Records excerpted from a collection
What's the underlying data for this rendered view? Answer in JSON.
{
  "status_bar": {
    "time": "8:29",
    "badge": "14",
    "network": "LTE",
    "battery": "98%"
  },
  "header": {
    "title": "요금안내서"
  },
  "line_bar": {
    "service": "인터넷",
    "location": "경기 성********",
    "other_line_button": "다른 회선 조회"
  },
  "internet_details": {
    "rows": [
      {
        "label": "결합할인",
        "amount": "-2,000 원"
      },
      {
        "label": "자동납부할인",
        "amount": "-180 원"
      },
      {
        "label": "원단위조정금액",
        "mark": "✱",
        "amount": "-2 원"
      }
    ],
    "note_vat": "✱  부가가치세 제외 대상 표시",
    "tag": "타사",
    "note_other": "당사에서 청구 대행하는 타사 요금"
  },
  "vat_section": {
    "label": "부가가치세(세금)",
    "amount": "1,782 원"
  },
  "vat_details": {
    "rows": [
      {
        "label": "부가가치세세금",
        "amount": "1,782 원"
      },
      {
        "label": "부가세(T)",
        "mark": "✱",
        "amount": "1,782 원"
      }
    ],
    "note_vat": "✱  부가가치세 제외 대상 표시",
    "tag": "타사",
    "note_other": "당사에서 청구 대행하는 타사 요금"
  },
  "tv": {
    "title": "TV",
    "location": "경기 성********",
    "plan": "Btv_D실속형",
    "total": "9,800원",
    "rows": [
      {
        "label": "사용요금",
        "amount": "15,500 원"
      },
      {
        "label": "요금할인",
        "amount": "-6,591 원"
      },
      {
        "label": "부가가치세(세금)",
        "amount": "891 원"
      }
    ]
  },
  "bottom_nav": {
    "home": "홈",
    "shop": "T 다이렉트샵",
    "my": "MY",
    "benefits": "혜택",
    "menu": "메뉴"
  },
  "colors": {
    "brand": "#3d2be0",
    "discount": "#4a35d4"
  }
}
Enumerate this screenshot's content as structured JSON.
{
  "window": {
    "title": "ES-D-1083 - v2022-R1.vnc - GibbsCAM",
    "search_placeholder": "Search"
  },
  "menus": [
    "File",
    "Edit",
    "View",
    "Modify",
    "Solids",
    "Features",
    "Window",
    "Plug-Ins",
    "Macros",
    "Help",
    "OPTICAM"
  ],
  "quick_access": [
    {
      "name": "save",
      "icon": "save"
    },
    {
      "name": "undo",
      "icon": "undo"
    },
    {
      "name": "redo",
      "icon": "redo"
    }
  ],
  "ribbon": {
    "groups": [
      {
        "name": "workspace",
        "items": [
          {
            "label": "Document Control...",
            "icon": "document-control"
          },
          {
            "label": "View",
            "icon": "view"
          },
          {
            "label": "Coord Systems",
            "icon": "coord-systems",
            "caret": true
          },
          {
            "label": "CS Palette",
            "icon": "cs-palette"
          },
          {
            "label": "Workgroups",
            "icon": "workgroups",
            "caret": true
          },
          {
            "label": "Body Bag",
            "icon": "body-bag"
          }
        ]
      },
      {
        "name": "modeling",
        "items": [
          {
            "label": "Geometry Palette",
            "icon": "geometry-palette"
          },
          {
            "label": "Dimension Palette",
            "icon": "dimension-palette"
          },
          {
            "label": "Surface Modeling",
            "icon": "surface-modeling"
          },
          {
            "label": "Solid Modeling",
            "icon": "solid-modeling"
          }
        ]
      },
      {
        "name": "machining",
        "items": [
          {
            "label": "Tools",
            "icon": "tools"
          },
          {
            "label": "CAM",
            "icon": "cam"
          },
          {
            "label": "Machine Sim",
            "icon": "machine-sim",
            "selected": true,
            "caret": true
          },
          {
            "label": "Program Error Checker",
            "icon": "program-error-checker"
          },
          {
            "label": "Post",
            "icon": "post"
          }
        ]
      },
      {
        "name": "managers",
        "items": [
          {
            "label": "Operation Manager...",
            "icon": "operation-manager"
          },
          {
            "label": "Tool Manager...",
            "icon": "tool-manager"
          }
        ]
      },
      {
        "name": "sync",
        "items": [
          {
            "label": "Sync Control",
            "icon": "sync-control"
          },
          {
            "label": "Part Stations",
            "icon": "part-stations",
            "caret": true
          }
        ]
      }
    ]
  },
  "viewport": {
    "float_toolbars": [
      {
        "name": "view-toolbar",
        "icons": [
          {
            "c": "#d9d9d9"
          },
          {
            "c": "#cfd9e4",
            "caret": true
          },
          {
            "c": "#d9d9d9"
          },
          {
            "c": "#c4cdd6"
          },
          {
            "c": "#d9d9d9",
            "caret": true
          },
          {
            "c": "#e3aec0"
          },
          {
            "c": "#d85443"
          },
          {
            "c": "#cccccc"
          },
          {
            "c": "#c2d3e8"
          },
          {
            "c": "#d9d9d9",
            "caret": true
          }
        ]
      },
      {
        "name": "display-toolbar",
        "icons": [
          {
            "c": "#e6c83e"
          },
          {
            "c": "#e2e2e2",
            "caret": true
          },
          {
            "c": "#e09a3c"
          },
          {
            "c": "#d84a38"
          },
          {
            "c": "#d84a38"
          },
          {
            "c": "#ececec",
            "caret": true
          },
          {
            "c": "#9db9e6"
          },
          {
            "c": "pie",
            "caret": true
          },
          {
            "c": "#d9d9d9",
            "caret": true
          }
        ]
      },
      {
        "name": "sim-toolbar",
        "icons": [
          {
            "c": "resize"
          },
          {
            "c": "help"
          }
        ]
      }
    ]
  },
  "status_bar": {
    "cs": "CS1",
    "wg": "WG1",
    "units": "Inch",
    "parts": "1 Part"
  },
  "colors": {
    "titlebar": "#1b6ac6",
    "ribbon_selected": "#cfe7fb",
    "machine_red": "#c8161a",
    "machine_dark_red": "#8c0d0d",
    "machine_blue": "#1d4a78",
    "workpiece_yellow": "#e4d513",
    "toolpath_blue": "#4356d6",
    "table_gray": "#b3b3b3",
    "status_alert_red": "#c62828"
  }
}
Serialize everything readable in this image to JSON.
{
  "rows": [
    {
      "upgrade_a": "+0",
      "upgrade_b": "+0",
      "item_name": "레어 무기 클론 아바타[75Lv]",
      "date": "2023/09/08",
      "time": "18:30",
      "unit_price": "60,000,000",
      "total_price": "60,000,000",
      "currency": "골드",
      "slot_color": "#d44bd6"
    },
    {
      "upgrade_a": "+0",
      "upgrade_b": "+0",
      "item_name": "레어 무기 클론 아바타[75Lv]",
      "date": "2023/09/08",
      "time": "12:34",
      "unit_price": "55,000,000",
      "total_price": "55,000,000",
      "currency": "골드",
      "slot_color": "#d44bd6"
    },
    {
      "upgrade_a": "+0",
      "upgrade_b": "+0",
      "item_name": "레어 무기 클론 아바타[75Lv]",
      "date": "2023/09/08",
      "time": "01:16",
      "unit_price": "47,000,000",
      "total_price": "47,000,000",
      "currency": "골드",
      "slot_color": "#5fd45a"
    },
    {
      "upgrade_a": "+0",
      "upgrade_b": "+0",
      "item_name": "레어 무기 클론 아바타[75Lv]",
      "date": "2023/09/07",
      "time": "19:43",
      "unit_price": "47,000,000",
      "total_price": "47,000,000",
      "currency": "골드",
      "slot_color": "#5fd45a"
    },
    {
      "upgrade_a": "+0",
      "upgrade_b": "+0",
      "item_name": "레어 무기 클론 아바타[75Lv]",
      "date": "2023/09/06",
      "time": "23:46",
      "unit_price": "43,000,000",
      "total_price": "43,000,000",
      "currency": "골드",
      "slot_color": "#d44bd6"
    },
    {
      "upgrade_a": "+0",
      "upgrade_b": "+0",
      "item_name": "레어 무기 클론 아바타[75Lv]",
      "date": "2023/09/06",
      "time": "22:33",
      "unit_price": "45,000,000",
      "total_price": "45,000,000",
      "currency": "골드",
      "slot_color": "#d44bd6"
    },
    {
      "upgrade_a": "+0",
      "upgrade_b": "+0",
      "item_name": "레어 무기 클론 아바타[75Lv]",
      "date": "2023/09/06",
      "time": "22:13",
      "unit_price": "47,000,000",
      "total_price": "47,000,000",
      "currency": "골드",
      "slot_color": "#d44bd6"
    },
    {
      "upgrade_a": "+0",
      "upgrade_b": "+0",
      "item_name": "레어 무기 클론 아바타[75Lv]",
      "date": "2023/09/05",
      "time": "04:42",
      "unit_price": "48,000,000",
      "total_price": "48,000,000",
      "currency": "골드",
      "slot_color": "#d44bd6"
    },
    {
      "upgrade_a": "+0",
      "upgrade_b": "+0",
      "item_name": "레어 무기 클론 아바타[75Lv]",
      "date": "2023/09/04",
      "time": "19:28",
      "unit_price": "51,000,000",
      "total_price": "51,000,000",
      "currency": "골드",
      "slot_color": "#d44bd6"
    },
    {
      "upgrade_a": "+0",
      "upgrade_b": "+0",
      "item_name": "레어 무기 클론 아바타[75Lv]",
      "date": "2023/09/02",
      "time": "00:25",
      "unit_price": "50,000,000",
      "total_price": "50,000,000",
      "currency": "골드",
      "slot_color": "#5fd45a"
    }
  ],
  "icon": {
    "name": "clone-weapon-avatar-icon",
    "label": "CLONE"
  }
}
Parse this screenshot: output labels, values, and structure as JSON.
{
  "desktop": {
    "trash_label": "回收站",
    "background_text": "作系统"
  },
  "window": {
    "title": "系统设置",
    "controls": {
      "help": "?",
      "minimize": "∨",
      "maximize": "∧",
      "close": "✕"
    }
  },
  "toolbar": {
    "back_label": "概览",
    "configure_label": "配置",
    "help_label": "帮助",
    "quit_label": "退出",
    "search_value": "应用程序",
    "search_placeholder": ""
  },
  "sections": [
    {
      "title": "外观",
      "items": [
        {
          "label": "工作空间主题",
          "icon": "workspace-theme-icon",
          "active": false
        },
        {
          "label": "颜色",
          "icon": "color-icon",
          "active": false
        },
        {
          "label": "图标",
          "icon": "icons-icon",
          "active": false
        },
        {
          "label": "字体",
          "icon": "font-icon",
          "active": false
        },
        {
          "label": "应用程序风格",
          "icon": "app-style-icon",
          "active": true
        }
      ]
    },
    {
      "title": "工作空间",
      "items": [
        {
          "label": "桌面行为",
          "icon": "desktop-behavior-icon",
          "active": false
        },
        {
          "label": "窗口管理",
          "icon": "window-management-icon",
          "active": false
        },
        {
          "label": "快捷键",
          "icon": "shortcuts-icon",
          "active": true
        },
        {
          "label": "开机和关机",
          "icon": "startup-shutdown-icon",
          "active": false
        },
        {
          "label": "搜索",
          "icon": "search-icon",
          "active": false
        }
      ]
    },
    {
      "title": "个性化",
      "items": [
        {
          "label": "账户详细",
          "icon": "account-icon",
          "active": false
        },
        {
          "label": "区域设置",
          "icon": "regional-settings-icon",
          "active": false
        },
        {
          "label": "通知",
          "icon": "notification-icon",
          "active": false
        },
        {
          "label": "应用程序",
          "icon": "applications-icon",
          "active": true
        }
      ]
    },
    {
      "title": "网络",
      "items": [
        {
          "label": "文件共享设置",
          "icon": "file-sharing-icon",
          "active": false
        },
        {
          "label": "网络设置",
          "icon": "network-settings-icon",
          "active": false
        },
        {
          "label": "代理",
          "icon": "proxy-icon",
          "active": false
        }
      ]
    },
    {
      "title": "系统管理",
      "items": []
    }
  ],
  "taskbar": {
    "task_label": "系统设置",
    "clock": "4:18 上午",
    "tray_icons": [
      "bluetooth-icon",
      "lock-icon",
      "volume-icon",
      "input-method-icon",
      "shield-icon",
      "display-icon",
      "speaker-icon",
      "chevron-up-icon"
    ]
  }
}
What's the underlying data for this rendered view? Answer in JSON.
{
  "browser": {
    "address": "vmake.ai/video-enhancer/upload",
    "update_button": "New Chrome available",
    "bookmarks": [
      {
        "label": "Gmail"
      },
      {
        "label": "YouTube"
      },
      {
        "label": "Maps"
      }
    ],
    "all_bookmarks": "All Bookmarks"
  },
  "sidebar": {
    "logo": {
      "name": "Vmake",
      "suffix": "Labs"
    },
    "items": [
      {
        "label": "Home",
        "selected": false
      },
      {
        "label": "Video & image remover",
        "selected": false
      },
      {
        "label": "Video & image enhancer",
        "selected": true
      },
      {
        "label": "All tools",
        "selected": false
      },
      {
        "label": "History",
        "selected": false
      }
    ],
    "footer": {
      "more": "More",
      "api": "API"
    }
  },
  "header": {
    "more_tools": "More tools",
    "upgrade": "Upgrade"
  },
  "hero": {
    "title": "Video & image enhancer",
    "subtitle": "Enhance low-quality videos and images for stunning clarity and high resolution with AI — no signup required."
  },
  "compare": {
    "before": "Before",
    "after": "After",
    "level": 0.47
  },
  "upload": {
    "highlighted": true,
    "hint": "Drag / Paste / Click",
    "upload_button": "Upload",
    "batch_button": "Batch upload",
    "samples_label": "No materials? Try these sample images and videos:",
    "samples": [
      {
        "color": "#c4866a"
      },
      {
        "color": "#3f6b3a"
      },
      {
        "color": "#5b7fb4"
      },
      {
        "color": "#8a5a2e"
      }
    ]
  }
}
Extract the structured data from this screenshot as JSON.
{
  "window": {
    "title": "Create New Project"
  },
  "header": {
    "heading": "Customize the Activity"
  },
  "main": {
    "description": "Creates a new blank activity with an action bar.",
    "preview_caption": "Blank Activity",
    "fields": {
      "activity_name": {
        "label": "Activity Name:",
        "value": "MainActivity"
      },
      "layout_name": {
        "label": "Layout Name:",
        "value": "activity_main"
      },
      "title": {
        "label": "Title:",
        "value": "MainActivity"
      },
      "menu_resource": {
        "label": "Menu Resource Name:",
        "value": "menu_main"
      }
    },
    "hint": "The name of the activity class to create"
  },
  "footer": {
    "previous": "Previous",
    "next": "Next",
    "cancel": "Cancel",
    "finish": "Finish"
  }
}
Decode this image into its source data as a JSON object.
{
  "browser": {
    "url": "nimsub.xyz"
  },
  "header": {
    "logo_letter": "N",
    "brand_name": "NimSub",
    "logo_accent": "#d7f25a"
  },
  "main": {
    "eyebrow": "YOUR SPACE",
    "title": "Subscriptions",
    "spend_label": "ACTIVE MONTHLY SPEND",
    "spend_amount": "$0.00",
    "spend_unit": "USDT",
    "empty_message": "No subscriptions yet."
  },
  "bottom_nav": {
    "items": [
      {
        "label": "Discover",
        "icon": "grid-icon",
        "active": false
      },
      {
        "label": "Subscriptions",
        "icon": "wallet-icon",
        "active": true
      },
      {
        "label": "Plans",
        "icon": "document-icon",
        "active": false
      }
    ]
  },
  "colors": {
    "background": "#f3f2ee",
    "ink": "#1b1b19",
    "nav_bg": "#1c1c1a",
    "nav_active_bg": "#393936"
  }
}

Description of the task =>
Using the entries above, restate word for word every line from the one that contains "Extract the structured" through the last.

Problem solution =>
Extract the structured data from this screenshot as JSON.
{
  "window": {
    "title": "Create New Project"
  },
  "header": {
    "heading": "Customize the Activity"
  },
  "main": {
    "description": "Creates a new blank activity with an action bar.",
    "preview_caption": "Blank Activity",
    "fields": {
      "activity_name": {
        "label": "Activity Name:",
        "value": "MainActivity"
      },
      "layout_name": {
        "label": "Layout Name:",
        "value": "activity_main"
      },
      "title": {
        "label": "Title:",
        "value": "MainActivity"
      },
      "menu_resource": {
        "label": "Menu Resource Name:",
        "value": "menu_main"
      }
    },
    "hint": "The name of the activity class to create"
  },
  "footer": {
    "previous": "Previous",
    "next": "Next",
    "cancel": "Cancel",
    "finish": "Finish"
  }
}
Decode this image into its source data as a JSON object.
{
  "browser": {
    "url": "nimsub.xyz"
  },
  "header": {
    "logo_letter": "N",
    "brand_name": "NimSub",
    "logo_accent": "#d7f25a"
  },
  "main": {
    "eyebrow": "YOUR SPACE",
    "title": "Subscriptions",
    "spend_label": "ACTIVE MONTHLY SPEND",
    "spend_amount": "$0.00",
    "spend_unit": "USDT",
    "empty_message": "No subscriptions yet."
  },
  "bottom_nav": {
    "items": [
      {
        "label": "Discover",
        "icon": "grid-icon",
        "active": false
      },
      {
        "label": "Subscriptions",
        "icon": "wallet-icon",
        "active": true
      },
      {
        "label": "Plans",
        "icon": "document-icon",
        "active": false
      }
    ]
  },
  "colors": {
    "background": "#f3f2ee",
    "ink": "#1b1b19",
    "nav_bg": "#1c1c1a",
    "nav_active_bg": "#393936"
  }
}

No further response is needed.